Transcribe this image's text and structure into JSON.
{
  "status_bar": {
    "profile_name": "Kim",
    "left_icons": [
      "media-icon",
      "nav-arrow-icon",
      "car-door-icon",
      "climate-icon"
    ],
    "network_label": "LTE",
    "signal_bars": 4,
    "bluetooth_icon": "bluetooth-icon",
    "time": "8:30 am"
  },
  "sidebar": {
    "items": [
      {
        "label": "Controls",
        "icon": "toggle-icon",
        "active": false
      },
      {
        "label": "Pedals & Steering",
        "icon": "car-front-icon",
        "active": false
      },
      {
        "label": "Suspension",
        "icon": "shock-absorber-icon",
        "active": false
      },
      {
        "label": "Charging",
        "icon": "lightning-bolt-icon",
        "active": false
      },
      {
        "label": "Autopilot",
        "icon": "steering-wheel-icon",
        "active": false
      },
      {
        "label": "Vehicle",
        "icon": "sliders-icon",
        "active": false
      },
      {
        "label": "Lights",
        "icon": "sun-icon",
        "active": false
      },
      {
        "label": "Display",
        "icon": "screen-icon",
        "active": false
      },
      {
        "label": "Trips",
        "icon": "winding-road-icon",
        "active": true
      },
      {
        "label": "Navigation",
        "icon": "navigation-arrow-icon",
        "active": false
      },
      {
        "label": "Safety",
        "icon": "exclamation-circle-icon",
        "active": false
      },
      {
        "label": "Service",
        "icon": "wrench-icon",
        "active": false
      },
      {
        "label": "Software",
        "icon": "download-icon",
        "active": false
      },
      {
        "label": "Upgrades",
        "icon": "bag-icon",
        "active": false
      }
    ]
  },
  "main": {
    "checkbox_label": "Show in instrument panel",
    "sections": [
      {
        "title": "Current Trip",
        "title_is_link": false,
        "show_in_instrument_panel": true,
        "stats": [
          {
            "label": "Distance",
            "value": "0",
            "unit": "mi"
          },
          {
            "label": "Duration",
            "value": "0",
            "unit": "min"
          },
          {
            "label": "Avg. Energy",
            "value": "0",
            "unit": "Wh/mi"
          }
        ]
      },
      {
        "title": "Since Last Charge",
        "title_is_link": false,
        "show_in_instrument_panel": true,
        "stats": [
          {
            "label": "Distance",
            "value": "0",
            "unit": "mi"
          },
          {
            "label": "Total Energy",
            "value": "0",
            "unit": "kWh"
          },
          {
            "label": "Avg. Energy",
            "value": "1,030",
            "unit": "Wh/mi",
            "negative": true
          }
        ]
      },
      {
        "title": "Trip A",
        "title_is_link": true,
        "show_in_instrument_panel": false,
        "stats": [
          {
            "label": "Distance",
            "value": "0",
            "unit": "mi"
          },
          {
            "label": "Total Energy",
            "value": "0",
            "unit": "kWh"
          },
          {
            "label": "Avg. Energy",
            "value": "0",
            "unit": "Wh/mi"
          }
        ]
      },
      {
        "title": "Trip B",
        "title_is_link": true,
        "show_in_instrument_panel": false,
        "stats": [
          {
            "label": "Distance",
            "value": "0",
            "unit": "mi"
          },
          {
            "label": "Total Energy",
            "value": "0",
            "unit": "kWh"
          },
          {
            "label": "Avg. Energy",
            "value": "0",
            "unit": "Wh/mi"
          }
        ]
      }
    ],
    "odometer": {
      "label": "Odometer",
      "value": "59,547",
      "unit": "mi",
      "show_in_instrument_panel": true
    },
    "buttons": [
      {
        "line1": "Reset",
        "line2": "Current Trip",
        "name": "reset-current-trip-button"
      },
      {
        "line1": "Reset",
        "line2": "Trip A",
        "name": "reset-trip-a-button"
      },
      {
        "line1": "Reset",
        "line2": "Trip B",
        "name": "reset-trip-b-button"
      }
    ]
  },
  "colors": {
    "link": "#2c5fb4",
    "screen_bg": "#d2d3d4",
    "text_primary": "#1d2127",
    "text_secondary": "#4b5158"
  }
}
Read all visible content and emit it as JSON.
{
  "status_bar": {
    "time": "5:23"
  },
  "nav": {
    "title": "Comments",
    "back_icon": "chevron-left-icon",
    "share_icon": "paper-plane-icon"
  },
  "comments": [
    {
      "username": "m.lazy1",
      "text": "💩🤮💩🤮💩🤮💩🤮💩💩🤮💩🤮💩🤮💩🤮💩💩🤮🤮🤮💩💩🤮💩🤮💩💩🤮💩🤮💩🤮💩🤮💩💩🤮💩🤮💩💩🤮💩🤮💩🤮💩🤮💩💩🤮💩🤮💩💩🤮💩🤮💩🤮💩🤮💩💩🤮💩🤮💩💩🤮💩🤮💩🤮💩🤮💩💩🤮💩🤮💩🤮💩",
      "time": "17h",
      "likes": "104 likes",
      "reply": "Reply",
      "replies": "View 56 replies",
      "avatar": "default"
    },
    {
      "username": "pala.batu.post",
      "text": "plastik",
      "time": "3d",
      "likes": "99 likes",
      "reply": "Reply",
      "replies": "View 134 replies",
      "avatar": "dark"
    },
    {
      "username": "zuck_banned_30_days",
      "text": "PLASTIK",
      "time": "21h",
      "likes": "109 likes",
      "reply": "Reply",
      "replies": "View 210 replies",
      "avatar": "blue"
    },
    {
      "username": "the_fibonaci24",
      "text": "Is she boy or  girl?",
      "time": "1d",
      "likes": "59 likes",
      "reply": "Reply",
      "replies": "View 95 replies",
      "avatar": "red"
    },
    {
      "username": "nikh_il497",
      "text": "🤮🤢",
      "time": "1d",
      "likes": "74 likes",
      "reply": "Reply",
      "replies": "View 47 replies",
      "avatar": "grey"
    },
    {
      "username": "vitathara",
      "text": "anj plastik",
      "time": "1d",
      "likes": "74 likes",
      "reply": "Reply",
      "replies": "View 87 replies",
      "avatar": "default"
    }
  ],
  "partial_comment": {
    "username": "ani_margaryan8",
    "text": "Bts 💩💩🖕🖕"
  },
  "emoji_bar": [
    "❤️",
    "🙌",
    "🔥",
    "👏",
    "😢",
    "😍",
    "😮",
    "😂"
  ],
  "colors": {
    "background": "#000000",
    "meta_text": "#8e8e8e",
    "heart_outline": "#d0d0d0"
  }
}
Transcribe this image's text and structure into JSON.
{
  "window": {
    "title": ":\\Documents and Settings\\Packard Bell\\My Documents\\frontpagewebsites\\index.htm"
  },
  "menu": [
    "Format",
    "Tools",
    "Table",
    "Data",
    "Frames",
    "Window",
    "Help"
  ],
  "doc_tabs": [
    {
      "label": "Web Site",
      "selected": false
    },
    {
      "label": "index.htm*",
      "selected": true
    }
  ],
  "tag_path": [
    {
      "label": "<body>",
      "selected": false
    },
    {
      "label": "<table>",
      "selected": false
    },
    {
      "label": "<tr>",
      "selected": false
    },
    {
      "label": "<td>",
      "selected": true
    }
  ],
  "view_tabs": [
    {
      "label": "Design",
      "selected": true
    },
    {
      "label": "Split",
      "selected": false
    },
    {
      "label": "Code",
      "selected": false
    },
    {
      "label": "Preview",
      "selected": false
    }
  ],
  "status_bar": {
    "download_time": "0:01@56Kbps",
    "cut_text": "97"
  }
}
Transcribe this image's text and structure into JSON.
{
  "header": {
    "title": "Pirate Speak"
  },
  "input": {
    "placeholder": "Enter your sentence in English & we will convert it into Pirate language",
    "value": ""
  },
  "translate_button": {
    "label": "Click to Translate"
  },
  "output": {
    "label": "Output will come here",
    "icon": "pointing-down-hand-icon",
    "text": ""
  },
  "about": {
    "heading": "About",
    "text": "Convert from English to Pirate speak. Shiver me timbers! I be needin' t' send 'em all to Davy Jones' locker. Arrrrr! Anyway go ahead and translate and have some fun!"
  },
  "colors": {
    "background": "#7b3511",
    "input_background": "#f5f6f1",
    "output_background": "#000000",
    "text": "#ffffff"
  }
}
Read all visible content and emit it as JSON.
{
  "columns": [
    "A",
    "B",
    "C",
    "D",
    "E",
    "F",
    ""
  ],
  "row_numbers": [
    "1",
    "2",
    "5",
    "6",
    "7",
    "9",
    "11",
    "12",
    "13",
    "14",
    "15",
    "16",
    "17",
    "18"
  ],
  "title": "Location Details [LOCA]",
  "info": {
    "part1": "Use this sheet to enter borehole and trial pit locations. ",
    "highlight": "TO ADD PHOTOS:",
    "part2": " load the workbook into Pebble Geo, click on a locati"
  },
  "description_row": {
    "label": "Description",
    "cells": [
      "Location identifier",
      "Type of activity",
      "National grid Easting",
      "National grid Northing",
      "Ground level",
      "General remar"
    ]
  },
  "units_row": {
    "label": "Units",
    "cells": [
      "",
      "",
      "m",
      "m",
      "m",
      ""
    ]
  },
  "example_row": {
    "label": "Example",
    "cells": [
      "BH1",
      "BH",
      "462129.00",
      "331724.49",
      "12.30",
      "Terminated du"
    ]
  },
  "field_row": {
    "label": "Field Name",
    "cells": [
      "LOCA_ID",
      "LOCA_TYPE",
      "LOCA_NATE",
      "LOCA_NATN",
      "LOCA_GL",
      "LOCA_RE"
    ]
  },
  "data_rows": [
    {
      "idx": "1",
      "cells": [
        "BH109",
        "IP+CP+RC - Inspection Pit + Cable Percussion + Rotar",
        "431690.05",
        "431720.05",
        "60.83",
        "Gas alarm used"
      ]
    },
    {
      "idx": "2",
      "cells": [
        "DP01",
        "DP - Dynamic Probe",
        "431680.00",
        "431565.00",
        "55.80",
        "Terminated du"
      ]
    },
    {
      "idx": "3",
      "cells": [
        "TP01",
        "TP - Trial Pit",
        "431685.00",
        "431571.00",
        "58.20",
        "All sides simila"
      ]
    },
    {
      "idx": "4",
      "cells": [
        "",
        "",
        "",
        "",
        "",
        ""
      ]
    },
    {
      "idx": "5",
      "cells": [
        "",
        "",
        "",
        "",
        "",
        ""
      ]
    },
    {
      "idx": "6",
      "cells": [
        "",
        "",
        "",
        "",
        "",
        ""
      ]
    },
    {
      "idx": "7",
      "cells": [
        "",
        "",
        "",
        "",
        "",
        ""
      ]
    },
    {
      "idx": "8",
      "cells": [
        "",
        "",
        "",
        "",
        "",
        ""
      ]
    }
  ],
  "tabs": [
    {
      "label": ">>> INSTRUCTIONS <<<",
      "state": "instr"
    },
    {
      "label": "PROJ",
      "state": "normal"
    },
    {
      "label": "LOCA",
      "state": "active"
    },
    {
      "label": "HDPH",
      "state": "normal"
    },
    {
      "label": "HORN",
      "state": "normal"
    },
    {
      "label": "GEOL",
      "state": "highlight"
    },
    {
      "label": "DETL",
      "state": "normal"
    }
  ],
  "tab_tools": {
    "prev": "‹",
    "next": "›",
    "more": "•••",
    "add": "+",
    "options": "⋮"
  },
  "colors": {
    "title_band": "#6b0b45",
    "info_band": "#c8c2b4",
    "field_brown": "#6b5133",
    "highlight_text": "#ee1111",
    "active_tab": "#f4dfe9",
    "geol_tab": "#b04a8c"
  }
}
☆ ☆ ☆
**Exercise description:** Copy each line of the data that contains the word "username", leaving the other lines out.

**Response box:**
      "username": "m.lazy1",
      "username": "pala.batu.post",
      "username": "zuck_banned_30_days",
      "username": "the_fibonaci24",
      "username": "nikh_il497",
      "username": "vitathara",
    "username": "ani_margaryan8",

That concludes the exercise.